Earth is a giant capacitor. This is true regardless of its internal makeup, but it's…
Conventional science maintains that planets are formed through a process in which gravity pulls dust and interstellar matter into a large number of asteroid size rocks that are subsequently pulled together to form planets.
The asteroid belt has been used as proof for this two step process. The idea is that Jupiter, with its gravitational pull, allowed for the formation of asteroids, but disrupted the subsequent formation of a proper planet.
This story conveniently ignores the fact that gravity does not in fact work the way that the model proposes. Gravity associated with an asteroid is much too weak to compact interstellar dust into solid rock. The first step of the process is therefore a complete impossibility.
The older theory regarding the asteroid belt makes much more sense. In this theory, an existing planet called Phaeton was blown to bits in a squabble with Jupiter. The leftover debris of this event gave us Ceres and the Asteroid belt.
Rogue planet blowing up Phaeton
The energy required to blow a planet into tiny fragments is so great that it must have been electrical in nature. A collision between two planets would not have produced the relatively small fragments that makes up the asteroid belt.
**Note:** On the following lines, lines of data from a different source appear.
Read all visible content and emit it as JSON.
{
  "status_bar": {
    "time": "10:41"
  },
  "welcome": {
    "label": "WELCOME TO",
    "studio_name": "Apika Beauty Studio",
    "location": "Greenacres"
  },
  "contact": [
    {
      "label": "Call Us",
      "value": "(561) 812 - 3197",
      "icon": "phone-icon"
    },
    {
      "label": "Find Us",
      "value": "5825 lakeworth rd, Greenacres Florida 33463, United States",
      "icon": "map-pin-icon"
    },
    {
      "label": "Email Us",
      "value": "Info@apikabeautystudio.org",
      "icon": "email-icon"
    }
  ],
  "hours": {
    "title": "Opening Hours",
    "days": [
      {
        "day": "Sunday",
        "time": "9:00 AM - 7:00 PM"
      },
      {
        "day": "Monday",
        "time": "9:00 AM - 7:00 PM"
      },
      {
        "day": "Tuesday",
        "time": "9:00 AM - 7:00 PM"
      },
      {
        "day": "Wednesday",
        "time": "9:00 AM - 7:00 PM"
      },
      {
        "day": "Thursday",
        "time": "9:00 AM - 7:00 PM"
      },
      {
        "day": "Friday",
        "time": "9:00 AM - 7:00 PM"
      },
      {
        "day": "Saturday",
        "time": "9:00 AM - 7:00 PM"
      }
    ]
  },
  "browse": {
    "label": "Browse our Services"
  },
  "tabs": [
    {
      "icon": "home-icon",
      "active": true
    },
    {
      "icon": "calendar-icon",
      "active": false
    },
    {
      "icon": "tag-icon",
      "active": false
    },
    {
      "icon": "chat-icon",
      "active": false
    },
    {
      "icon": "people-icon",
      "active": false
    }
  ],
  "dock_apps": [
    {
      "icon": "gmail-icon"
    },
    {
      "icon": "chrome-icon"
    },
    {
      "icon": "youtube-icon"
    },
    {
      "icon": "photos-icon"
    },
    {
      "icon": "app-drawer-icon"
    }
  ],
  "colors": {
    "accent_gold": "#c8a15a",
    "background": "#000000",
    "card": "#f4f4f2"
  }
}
However, since conventional science does not allow for electricity to play an important role in astronomy, any alternative to the accepted theory regarding the origin of the asteroid belt has to invoke not only one collision, but a large number of them.
It is therefore no surprise that a newly presented alternative does just that. A recently published paper in the journal Nature Astronomy proposes that no less than five collisions took place.
Astronomers appear to be waking up to the impossibility of their current model. They are opening up to the fact that the asteroid belt is the debris of a violent event. But in their eagerness to hold on to their gravity only view of the universe they move from the sublime to the ridiculous. Why on Earth would five planets suddenly decide to gang up on each other at a random place between Jupiter and Mars?